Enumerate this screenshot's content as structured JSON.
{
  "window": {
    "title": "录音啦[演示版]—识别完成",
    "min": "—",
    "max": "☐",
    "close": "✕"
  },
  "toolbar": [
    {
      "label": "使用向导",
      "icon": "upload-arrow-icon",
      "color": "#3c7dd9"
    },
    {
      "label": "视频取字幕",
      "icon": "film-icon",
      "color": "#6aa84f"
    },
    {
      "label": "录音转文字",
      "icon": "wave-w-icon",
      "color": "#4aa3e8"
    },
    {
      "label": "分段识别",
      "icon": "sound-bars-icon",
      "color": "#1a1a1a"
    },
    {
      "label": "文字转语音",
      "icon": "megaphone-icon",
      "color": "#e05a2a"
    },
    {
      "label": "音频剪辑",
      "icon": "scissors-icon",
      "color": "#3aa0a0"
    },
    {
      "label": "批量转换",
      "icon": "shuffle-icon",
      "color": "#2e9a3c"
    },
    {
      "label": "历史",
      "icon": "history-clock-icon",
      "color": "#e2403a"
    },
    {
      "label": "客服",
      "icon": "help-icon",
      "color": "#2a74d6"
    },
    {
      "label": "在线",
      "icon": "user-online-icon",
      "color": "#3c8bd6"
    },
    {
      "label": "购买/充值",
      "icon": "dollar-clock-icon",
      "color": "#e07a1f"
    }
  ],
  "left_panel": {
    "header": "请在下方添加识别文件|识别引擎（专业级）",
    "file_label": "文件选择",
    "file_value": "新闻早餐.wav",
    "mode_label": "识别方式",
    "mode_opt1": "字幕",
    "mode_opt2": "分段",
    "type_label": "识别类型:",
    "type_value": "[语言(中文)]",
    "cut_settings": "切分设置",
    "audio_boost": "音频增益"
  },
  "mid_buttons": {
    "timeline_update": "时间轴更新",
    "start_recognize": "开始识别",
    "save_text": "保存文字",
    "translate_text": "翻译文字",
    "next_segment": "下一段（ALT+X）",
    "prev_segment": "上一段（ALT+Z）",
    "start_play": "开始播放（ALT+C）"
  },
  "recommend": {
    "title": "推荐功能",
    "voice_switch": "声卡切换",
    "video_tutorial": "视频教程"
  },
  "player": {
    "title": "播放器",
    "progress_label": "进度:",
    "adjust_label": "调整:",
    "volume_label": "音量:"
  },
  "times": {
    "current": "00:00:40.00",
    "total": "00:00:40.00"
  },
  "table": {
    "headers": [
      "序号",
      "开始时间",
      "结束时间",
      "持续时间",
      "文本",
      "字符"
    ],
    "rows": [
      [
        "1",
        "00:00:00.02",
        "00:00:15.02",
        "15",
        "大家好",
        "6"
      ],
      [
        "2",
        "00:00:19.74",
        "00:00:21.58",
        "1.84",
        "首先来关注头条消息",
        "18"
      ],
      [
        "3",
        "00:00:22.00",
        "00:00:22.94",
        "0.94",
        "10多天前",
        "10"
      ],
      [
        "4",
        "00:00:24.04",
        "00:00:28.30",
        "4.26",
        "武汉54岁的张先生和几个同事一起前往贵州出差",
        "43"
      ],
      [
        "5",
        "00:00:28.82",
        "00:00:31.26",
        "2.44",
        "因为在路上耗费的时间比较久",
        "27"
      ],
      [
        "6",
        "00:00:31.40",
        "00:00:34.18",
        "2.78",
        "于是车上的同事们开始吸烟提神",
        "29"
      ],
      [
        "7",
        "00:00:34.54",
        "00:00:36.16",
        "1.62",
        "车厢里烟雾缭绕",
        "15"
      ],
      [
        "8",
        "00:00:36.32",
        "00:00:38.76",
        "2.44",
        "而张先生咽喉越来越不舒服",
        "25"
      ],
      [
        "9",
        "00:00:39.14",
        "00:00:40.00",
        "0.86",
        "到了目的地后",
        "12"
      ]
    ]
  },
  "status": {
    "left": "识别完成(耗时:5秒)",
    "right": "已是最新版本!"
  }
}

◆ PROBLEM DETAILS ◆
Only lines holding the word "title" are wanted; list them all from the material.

◆ EXERCISE SOLUTION ◆
    "title": "录音啦[演示版]—识别完成",
    "title": "推荐功能",
    "title": "播放器",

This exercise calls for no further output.